Hit or Sh**: AMC’s LOADED
In this Crossfader series, our intricate and complex rating system will tell you definitively whether new television pilots are worth your valuable time. We call it: HIT OR SH**.
Winning the lottery sucks. Yes, being poor objectively sucks more, but as studies of lottery winners have shown, a poor person’s demons rarely die from a cash injection. The message there is that money doesn’t change one’s personality; it merely amplifies it. This magnification of character composes the heart of LOADED, AMC’’s latest series about a British crew of childhood friends who earn 14 million pounds each by selling a mobile game to an American tech giant. With its characters and premise largely borrowed from SILICON VALLEY with a splash of ENTOURAGE, LOADED does very little to distinguish itself from its powerful comedic ancestors.

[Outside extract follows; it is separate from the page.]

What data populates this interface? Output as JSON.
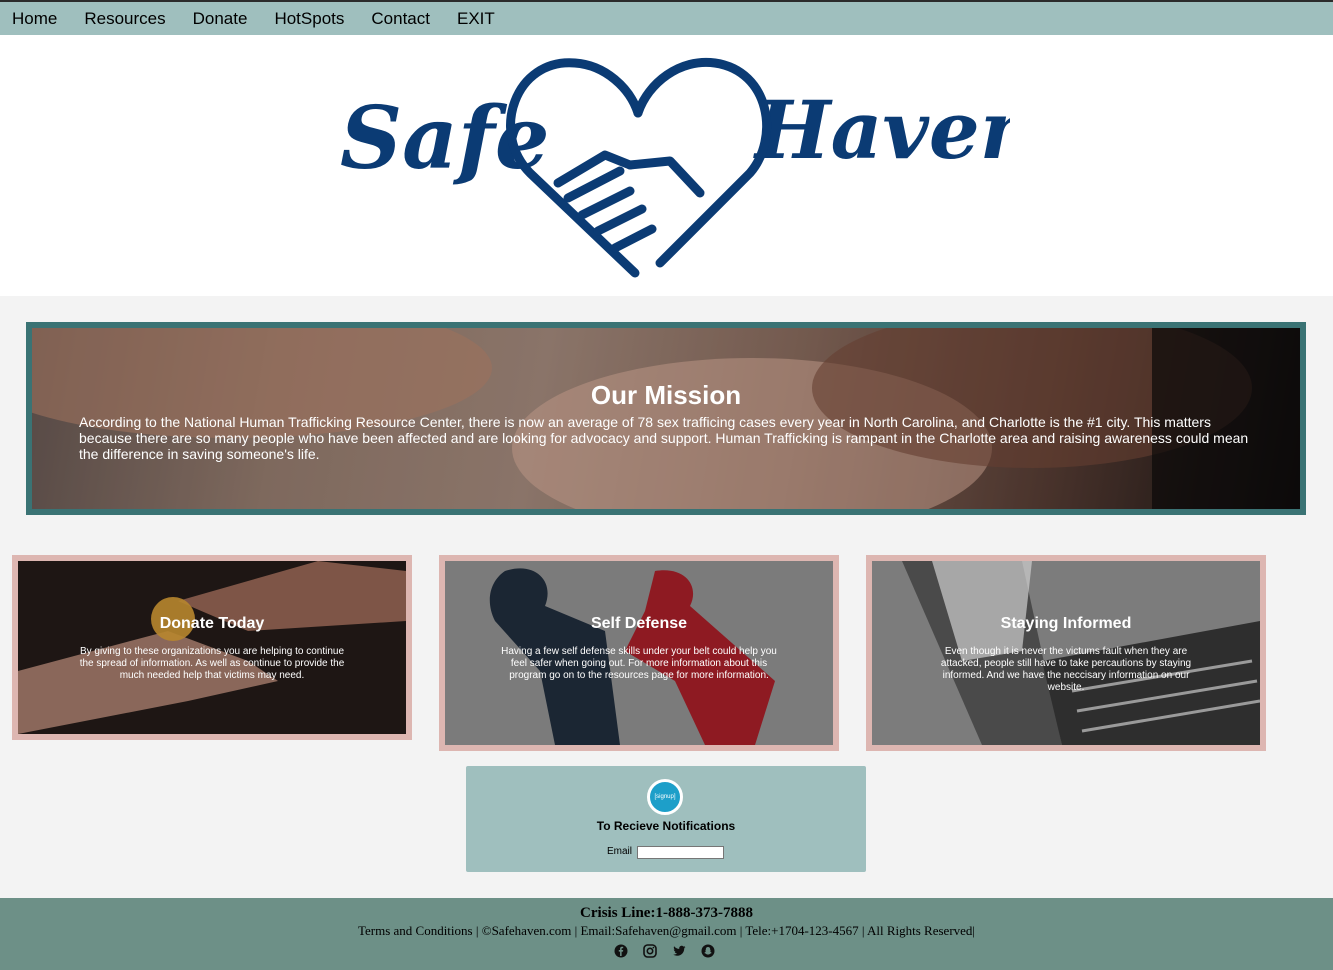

Lack of individuality weighs this pilot down more than anything. Our core quartet of techie heroes consists of: Josh (Jim Howick), the joyless wet blanket that inexplicably holds the status of de facto leader; Leon (Samuel Anderson), the energetic wild card who cops a Ferarri and a mansion on his first day of wealth; Ewan (Jonny Sweet), the extra-awkward coder who’s feeling uncomfortable in the limelight; and Watto (Nick Helm), the slovenly addict who’s coasting off of having the one idea that made them rich. The first three are carbon copies of SILICON VALLEY’s Richard, Erlich, and Jared, respectively, while Watto is a blend of Big Head and Gilfoyle. The unoriginality of these characters would be more tolerable had they been given funnier jokes.
I do wonder how many burnout best friends have been told, “No, you cannot vape in the Ferrari.”
Image Source: Screenshot
I can’t say that LOADED is outright laughless. There were a few lines, mostly from their new hardass American boss Casey (Mary McCormack), that brought a smile to my face. But some of the character’s schtick just doesn’t seem like it could ever live up to expectation. Ewan’s awkwardly robotic politeness just can’t shake the feeling of Dollar Store Zach Woods, and Leon’s big gag thus far has been hiring a barber shop quartet to sing “suck my balls” at investors who passed them over. Maybe I’m jaded, but that seems so tepid for a wild card’s grand “fuck you” move.
The distinguishing element that gives this any distance from SILICON VALLEY is supposed to be the money. While Richard and company have fruitlessly toiled for four seasons, Josh’s band of nerds were given blank checks on day one. The writers reduce the impact of that wealth to hackneyed “what a wacky thing to buy” jokes, with Leon and Watto making reckless purchases that will bite them in the ass later because I guess we still pretend that karma is not only immediate but always perfectly ironic, though the less traditional wealth jokes given to Josh and Ewan don’t work much better. An extended joke about Josh buying his parents an unwanted luxury vacation comes across far too dry for an opening joke, and Ewan getting pressured into giving away half a million pounds in bonuses works at first, but ultimately feels weightless. What’s left is jokes about the character’s personalities, which again are too indistinct to make jokes about.
Jared eats these motherfucker’s lunch. He literally eats their food
Image Source: Screenshot
Normally I’d avoid using the greatness of one show as reason to bash another. There’s always room for more television, and the intricacies of an industry that’s existed for a mere decade is hardly an exhausted subject. But so much of LOADED feels like an audacious aping of the SILICON VALLEY formula, and their occasional efforts to deviate from that formula fall painfully flat. I can’t say with surety that LOADED will be a stinker; Casey announces at the pilot’s end that she’s coming out to London, which could be the adrenaline shot to the heart this series desperately needs. But unless she rockets to the show’s forefront and does something incredible, I can’t see this becoming anything more than a show for people without an HBO subscription.
LOADED airs on AMC on Mondays